The title for John Le Carre’s 1974 spy novel “Tinker, Tailor, Soldier Spy..” comes from an old nursery rhyme, that was used for counting, fortune telling or more commonly in recent years for picking the misfortunate person in a game of “Tag”. The English version went Tinker, Tailor, Soldier, Sailor, Rich Man, Poor Man, Beggar Man, Thief. While American’s went with, Rich Man, Poor Man, Beggar Man, Thief, Doctor, Lawyer, Indian Chief.. The famous English nursery rhyme “Rub-a-Dub-Dub” also references three job occupations, The Butcher, The Baker and The Candlestick Maker. But this month’s book review can go one better, especially when it comes to glamourizing the authors past and present occupation – Boxer, Barrister, Thriller Writer. Whichever marketing genius thought of putting that on the front cover, certainly earned their bonus that month. Meanwhile the book itself is No Way To Die by Tony Kent and published by Elliot & Thompson (  ) on the 7th April.

When traces of a radioactive material are found with a body in Key West, numerous federal agencies descend on the scene, but it soon becomes clear that a domestic terrorist organisation is intent on bringing the US government to its knees. The threat hits close to home for Agent Joe Dempsey, when he discovers a personal connecvtion to the group. When Joe and his partner, former Secret Service agent Eden Grace’s plan to track down the device falls apart, he is forced to turn to an unlikely ally, an old enemy he thought he had buried in the past. With time running out can Dempsey and Grace stop a madman from unleashing horrifying destruction across the United States.

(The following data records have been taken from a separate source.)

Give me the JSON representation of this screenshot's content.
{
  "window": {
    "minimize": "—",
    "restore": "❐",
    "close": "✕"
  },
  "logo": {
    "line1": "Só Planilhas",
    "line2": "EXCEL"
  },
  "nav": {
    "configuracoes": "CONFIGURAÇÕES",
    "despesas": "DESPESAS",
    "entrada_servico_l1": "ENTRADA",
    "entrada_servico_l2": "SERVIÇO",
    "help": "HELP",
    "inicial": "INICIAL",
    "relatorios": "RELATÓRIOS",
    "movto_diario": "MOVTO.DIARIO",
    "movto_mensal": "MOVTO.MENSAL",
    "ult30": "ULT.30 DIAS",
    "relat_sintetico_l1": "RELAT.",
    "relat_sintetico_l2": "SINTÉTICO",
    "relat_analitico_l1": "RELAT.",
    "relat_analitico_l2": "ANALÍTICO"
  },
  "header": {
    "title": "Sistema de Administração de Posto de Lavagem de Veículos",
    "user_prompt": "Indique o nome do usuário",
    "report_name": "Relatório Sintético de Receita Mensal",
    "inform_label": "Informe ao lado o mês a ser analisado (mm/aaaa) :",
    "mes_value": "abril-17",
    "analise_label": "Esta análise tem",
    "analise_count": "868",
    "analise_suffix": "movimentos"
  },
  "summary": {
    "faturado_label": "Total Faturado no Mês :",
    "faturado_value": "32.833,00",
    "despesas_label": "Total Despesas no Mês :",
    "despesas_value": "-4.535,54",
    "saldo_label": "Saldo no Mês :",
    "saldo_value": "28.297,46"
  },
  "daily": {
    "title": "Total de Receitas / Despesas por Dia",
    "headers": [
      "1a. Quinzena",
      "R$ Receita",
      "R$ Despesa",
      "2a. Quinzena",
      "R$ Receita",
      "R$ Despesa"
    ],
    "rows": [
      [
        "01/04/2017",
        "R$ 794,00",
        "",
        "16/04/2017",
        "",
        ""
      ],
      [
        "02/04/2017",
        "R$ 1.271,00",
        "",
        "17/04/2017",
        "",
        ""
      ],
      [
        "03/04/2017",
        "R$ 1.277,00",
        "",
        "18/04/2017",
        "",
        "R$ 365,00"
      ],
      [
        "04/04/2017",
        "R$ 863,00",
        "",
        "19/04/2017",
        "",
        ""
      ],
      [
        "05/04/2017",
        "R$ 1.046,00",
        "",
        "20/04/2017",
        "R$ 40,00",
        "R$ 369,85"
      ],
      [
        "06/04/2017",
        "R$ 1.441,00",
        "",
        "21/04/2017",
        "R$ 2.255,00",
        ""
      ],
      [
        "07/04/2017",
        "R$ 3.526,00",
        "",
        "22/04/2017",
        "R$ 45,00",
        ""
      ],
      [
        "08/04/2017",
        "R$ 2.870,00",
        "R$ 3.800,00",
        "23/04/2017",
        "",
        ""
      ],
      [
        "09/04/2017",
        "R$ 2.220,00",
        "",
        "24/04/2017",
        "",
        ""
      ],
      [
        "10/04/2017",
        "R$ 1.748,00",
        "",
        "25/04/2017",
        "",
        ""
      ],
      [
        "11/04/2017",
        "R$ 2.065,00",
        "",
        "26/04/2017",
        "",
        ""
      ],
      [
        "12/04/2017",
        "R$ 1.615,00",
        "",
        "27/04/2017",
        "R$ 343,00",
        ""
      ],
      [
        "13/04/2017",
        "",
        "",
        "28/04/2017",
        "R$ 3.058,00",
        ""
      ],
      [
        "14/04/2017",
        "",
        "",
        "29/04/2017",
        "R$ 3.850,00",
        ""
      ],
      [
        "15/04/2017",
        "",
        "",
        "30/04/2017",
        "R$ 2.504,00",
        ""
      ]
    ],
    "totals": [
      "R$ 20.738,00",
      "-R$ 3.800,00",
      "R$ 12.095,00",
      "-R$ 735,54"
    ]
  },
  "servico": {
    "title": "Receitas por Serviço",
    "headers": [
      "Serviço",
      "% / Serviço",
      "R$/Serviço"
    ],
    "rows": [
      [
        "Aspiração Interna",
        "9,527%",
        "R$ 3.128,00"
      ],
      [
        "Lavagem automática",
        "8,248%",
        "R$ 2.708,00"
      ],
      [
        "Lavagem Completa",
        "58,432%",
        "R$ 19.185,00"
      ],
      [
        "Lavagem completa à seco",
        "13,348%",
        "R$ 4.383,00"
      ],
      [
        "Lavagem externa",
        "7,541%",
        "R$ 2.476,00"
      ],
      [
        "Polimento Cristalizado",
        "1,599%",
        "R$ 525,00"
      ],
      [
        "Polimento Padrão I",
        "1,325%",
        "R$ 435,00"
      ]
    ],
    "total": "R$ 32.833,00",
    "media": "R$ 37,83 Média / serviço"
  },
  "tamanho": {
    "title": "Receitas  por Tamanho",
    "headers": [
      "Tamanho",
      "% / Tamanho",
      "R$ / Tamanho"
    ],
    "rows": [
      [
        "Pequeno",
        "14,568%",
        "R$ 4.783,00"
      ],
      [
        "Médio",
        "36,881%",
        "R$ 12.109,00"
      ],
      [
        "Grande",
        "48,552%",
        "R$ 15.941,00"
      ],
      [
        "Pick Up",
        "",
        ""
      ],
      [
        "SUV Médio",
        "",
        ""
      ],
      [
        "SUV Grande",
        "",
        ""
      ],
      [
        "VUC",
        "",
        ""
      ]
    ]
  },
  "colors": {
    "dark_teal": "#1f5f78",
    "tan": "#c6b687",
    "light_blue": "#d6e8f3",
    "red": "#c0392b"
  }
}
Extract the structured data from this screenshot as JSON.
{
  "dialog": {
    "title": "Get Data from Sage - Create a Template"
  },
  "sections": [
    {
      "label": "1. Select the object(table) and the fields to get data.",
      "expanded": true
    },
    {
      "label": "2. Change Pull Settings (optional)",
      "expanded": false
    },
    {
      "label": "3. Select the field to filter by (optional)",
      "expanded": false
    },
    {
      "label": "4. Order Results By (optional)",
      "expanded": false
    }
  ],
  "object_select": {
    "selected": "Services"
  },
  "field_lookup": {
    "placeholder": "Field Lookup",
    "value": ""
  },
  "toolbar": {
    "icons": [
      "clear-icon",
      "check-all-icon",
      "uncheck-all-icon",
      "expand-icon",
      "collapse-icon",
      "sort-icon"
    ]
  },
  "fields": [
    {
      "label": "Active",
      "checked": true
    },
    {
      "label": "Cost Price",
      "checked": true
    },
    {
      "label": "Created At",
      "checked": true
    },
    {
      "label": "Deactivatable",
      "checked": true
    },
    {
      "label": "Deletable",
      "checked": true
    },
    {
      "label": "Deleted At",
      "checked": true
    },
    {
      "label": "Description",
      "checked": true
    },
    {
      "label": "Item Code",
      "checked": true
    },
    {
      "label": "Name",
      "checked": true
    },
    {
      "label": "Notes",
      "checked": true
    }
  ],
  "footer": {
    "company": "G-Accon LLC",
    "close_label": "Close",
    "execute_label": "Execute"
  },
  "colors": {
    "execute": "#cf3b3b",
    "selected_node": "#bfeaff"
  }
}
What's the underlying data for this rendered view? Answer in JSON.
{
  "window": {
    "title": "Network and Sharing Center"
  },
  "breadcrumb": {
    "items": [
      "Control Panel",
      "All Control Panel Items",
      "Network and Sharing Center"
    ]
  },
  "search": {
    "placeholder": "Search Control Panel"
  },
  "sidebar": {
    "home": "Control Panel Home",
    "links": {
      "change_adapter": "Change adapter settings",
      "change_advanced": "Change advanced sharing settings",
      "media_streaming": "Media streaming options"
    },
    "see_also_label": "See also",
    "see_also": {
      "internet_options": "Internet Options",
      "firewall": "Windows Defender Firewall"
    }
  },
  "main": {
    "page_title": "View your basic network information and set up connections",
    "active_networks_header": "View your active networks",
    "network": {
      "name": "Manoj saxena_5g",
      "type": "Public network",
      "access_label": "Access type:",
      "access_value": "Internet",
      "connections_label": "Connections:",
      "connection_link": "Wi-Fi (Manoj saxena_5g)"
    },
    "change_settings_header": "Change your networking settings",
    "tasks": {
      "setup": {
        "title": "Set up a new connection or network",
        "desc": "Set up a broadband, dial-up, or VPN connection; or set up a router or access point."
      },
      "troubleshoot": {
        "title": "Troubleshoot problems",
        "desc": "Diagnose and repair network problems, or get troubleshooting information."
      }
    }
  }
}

You got to hand it to Kent, this book is bang up to date, coming out a year after the failed insurrection at the Capitol building, along with the subtle refences to the easing of Covid restriction  America will always been seen as a vast field of dreams where anything can come true, whilst also being the ‘Land of the Free and the Home of the Brave’, but domestic terrorism is an ever-present danger, and going forward will always provide fuel for the thriller writers creative fire.

I personally found it an ok read but having not read any of Tony Kent’s other books (something I plan to correct), I had no real yard stick to base it against. It came to me as a stand-alone, when Dempsey is the main character in several of Kent’s previous books. I was slightly put off by the size of it, at over 500 pages in length, because it’s promoted on the cover as “a pulsating read”, but even with the aid of a time stamp on each chapter. I didn’t get any sense of urgency and even failed to notice the time stamp in the first three chapters. Also, the number of other character interactions I had to go through before Joe and Grace came on the scene, literally one hundred forty pages in, stopped me from really getting a feel for them.

Tony Kent

This is English author, practising criminal barrister and former boxer, Tony Kent’s ( ) fourth book. His others are Killer Intent (2017), Marked for Death (2019) and Power Play (2020). Seen as a leader in his field, Tony has prosecuted and defended in some of the most serious trials during his twenty years at the Criminal Bar. His practice has brought him into close professional contact Britain’s GCHQ, the Security Service and the Ministry of Defence. While also working with international law enforcement agencies such as the FBI. He’s also regularly  appears on numerous TV programmes as a criminal justice expert, including Meet, Marry, Murder; My Lover, My Killer and Kill Thy Neighbour. He currently lives outside London with his wife, son, and dog.

With the holiday season eight to ten weeks away, here’s an option to pass a long-haul flight or to relax with while lounging by the pool. So fight your way to the cash till in your local book shop or box clever and order online and pop this into your suitcase in advance or onto your kindle.

Reviewed by Adrian Murphy

This book review is part of a Random Things Blog Tour. To see what the other reviewers thought of it, visit their blogs listed below. Then, if you get a copy, comeback, and tell us what you thought. We’d really appreciate the feedback.